**What the task requires:**
Search the entries below for the word "description" and copy each line that has it.

[Dataset records]
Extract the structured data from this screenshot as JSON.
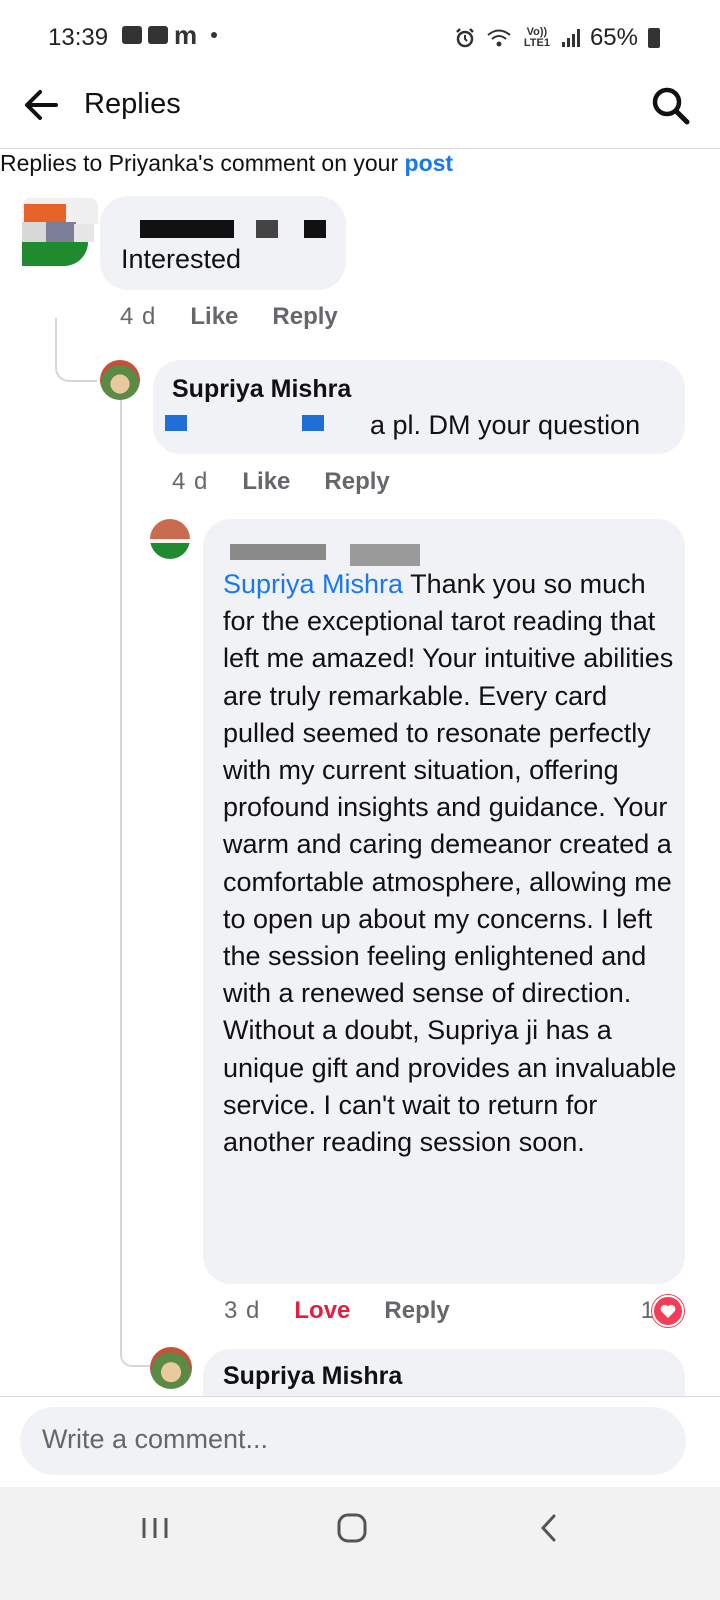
{
  "status_bar": {
    "time": "13:39",
    "notification_letter": "m",
    "network_label": "Vo)) LTE1",
    "battery": "65%"
  },
  "header": {
    "title": "Replies"
  },
  "subheader": {
    "prefix": "Replies to Priyanka's comment on your ",
    "link": "post"
  },
  "comments": [
    {
      "text": "Interested",
      "time": "4 d",
      "like": "Like",
      "reply": "Reply"
    },
    {
      "author": "Supriya Mishra",
      "text_visible": "a pl. DM your question",
      "time": "4 d",
      "like": "Like",
      "reply": "Reply"
    },
    {
      "mention": "Supriya Mishra",
      "text": " Thank you so much for the exceptional tarot reading that left me amazed! Your intuitive abilities are truly remarkable. Every card pulled seemed to resonate perfectly with my current situation, offering profound insights and guidance. Your warm and caring demeanor created a comfortable atmosphere, allowing me to open up about my concerns. I left the session feeling enlightened and with a renewed sense of direction. Without a doubt, Supriya ji has a unique gift and provides an invaluable service. I can't wait to return for another reading session soon.",
      "time": "3 d",
      "reaction_label": "Love",
      "reply": "Reply",
      "reaction_count": "1"
    },
    {
      "author": "Supriya Mishra"
    }
  ],
  "composer": {
    "placeholder": "Write a comment..."
  },
  "icons": {
    "back": "back-arrow-icon",
    "search": "search-icon",
    "reaction": "heart-icon",
    "nav": [
      "recents-icon",
      "home-icon",
      "back-icon"
    ]
  },
  "colors": {
    "link": "#1877f2",
    "love": "#e41e3f",
    "bubble": "#f0f2f5",
    "meta": "#65676b"
  }
}
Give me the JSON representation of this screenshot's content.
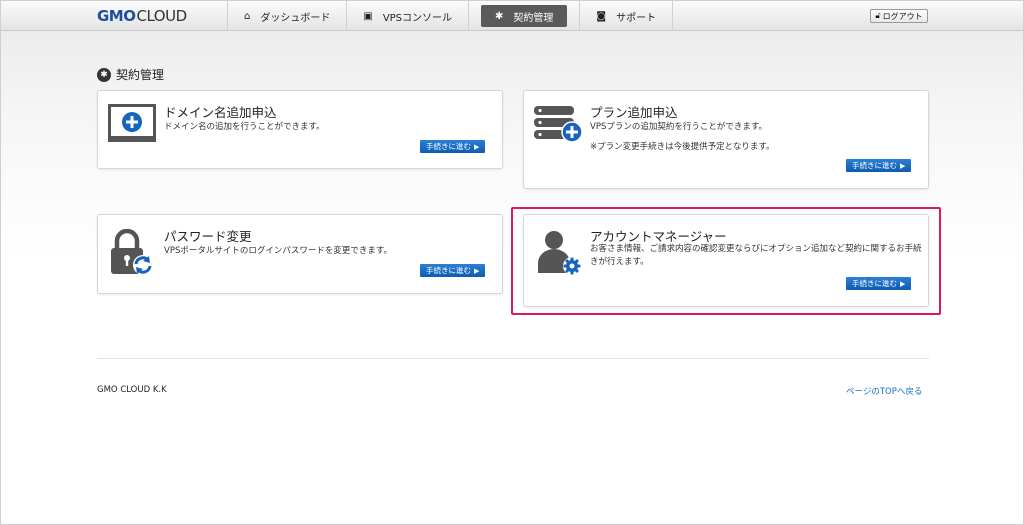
{
  "header": {
    "logo_gmo": "GMO",
    "logo_cloud": "CLOUD",
    "nav": [
      {
        "label": "ダッシュボード",
        "icon": "home-icon"
      },
      {
        "label": "VPSコンソール",
        "icon": "console-icon"
      },
      {
        "label": "契約管理",
        "icon": "gear-icon",
        "active": true
      },
      {
        "label": "サポート",
        "icon": "camera-icon"
      }
    ],
    "logout_label": "ログアウト"
  },
  "section": {
    "title": "契約管理"
  },
  "cards": [
    {
      "title": "ドメイン名追加申込",
      "description": "ドメイン名の追加を行うことができます。",
      "note": "",
      "button": "手続きに進む",
      "icon": "domain-add-icon"
    },
    {
      "title": "プラン追加申込",
      "description": "VPSプランの追加契約を行うことができます。",
      "note": "※プラン変更手続きは今後提供予定となります。",
      "button": "手続きに進む",
      "icon": "server-add-icon"
    },
    {
      "title": "パスワード変更",
      "description": "VPSポータルサイトのログインパスワードを変更できます。",
      "note": "",
      "button": "手続きに進む",
      "icon": "lock-refresh-icon"
    },
    {
      "title": "アカウントマネージャー",
      "description": "お客さま情報、ご請求内容の確認変更ならびにオプション追加など契約に関するお手続きが行えます。",
      "note": "",
      "button": "手続きに進む",
      "icon": "user-gear-icon"
    }
  ],
  "footer": {
    "company": "GMO CLOUD K.K",
    "back_to_top": "ページのTOPへ戻る"
  },
  "colors": {
    "accent_blue": "#1565c0",
    "logo_blue": "#1d4f9f",
    "highlight": "#e0195c"
  }
}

**Response to this task:**
      "description": "ドメイン名の追加を行うことができます。",
      "description": "VPSプランの追加契約を行うことができます。",
      "description": "VPSポータルサイトのログインパスワードを変更できます。",
      "description": "お客さま情報、ご請求内容の確認変更ならびにオプション追加など契約に関するお手続きが行えます。",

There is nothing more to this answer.